God is great. Justice has been restored. Our victorious army won.
A few weeks ago, this town, Hadrut, was populated by ethnic Armenians. Azerbaijan took it in fierce fighting that lasted weeks. The ethnic Armenian population had to flee. The question now is, will those residents ever come back? An even bigger question is, does Azerbaijan want them here?
Azerbaijan's president has signaled he'd be willing to create conditions for Armenians to live under his rule.
We see Karabakh as a prosperous, safe, secure area of Azerbaijan, where people live in peace and dignity, where Azerbaijani and Armenian community live side by side.
But Armenians will need more than verbal assurances if they are to feel that they can live safely in the territories he now controls.
Perhaps the best-documented alleged war crime of the conflict took place here in the center of Hadrut. Two Armenians, a soldier and an elderly man, appear have been draped in Armenian flags and executed on this spot in October.
I asked one of President Aliyev's top aides if incidents like this one would be investigated and the perpetrators brought to justice.
Himkat Hajiyev (through translator):
Absolutely. And we do regret that such kinds of incidents happened at the soldier level, at the individual soldier level.
In no way — it not justifiable. In no way it can be justified. Yesterday, Azerbaijan's general prosecutor office made a stronger statement that all of these videos are going to be investigated and who are guilty, of course, will be brought to justice.
Whether Azerbaijan follows through on these promises and takes other steps towards reconciliation with Armenians will determine whether the peace here is lasting, or if it's just a matter of time before blood is spilt on these mountains again.
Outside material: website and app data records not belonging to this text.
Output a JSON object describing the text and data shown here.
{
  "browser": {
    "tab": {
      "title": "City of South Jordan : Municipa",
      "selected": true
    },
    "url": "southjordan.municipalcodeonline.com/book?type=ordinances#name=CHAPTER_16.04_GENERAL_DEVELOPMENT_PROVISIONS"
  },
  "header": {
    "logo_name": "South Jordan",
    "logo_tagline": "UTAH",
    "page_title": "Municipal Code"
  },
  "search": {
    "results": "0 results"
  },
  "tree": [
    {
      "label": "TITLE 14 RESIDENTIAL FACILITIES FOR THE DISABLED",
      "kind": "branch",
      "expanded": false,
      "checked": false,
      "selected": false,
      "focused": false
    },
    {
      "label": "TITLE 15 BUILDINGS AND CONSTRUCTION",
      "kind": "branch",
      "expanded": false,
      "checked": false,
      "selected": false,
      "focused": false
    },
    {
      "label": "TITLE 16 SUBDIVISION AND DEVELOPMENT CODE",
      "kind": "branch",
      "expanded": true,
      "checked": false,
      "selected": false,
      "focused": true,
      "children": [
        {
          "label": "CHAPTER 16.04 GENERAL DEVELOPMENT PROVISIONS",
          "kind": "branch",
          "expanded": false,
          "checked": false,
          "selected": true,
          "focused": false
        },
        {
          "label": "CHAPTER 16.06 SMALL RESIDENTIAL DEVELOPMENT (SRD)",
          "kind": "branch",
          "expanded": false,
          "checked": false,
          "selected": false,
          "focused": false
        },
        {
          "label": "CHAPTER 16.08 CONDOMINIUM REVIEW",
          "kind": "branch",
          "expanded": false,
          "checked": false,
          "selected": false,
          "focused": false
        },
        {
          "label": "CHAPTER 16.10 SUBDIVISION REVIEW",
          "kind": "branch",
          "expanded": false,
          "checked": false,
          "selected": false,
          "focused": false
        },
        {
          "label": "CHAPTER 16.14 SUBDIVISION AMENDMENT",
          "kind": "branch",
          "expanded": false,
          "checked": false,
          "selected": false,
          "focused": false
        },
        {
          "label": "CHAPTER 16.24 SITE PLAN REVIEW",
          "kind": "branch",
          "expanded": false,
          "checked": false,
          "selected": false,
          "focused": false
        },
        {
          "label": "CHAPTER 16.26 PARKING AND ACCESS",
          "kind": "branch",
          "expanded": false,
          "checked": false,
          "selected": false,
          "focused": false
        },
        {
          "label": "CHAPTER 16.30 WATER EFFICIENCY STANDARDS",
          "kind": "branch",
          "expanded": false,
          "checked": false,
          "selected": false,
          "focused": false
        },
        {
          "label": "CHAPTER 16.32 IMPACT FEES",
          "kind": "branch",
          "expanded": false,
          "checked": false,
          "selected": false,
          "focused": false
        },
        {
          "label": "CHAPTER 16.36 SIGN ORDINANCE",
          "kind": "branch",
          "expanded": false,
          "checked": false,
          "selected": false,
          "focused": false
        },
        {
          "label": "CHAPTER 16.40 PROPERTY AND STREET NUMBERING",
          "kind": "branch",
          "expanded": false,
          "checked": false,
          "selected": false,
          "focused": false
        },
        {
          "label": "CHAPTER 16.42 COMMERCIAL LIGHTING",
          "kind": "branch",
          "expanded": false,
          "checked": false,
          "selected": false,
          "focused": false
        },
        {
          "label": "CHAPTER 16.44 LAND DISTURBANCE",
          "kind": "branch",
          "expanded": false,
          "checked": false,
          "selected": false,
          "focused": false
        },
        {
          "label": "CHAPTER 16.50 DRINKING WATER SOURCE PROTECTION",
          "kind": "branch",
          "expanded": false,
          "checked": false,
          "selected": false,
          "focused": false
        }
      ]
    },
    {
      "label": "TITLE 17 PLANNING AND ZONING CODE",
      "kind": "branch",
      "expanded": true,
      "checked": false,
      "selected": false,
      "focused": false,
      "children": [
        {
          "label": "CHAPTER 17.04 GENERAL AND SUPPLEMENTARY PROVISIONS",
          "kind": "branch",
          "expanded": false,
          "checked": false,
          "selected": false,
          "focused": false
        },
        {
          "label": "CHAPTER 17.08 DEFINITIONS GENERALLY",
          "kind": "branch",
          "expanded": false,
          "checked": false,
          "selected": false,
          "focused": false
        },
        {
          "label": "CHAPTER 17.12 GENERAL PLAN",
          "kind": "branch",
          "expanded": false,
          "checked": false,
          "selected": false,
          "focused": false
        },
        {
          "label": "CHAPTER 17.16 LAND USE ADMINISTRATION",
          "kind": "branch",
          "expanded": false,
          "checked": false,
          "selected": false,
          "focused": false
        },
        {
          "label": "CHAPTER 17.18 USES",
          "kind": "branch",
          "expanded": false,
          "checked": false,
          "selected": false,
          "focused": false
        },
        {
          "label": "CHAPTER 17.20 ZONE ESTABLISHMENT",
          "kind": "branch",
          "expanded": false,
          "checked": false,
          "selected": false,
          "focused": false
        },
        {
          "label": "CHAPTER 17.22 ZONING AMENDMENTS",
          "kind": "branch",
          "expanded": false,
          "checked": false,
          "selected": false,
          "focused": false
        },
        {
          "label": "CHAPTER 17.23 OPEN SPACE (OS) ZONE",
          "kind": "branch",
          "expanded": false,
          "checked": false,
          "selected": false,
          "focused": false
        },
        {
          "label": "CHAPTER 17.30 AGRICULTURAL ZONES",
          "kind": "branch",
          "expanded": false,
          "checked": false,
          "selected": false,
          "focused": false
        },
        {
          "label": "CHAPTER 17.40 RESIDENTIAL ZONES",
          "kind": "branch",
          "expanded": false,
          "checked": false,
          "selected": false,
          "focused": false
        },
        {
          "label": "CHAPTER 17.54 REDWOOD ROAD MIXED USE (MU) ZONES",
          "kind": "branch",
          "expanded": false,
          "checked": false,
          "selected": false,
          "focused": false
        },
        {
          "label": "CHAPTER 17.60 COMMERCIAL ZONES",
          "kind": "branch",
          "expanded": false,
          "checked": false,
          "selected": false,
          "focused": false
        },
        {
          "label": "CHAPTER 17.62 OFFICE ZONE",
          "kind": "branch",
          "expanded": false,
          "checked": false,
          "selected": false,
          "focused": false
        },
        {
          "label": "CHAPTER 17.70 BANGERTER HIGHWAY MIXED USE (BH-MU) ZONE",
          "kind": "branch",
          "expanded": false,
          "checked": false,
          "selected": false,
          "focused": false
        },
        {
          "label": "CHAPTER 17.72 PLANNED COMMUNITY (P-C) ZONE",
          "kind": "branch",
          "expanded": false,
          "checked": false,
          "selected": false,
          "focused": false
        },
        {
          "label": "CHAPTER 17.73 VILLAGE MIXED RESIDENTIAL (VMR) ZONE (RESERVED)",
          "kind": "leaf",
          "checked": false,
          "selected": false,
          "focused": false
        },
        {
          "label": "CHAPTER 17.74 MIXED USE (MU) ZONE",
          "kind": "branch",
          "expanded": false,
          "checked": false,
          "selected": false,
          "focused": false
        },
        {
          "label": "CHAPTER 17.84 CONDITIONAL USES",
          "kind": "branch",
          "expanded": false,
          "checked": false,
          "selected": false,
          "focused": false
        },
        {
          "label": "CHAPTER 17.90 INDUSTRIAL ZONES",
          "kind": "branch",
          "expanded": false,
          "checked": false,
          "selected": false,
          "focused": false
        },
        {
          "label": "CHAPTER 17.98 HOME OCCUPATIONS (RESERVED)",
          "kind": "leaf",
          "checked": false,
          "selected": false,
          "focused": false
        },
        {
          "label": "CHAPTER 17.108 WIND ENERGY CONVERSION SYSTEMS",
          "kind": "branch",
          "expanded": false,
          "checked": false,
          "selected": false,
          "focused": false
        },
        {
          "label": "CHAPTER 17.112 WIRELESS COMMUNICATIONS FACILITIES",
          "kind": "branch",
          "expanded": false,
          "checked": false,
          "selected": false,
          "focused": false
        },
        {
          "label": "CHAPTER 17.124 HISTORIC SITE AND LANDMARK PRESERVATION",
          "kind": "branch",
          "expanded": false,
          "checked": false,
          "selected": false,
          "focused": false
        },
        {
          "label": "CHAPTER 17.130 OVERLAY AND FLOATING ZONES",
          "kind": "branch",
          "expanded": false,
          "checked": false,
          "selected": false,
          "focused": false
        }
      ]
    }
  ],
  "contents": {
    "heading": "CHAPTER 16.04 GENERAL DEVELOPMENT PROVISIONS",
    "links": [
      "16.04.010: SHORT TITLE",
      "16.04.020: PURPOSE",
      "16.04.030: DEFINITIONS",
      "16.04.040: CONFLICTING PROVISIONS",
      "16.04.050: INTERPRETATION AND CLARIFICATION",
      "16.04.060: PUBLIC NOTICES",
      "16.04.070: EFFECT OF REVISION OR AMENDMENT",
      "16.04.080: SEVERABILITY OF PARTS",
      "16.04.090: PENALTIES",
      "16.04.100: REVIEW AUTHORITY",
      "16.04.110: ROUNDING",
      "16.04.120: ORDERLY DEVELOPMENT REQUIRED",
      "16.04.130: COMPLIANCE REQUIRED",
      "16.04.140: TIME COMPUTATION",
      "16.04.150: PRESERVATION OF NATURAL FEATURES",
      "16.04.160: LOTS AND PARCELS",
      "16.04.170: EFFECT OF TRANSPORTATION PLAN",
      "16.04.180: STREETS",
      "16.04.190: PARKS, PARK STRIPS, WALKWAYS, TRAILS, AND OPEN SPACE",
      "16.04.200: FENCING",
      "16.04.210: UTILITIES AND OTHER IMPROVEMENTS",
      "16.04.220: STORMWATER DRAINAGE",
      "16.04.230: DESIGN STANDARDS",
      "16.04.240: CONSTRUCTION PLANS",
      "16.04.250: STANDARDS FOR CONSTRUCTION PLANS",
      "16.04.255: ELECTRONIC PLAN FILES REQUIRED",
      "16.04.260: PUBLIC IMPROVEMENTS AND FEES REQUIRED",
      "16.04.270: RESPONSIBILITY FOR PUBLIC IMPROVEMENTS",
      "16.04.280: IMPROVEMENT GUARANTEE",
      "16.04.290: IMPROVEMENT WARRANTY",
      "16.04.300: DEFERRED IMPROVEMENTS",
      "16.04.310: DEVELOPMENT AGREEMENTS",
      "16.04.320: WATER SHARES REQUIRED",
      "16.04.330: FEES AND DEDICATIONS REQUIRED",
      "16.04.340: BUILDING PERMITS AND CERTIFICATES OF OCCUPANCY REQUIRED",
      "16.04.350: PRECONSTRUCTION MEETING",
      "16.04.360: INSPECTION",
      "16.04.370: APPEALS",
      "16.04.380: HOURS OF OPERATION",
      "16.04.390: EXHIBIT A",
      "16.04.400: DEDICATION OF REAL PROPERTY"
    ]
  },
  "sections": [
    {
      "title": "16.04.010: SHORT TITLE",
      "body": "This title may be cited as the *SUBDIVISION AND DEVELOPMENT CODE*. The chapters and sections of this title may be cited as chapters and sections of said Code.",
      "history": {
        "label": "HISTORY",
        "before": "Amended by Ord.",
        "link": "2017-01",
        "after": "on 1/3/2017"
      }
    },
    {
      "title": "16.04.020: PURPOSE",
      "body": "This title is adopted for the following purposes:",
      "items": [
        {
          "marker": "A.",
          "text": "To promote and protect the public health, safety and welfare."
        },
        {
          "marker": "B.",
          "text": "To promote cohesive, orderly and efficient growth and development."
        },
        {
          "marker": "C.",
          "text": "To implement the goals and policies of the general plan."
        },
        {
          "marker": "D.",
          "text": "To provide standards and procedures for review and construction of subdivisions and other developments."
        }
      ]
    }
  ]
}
For the "PBS NewsHour," I'm Simon Ostrovsky in Nagorno-Karabakh.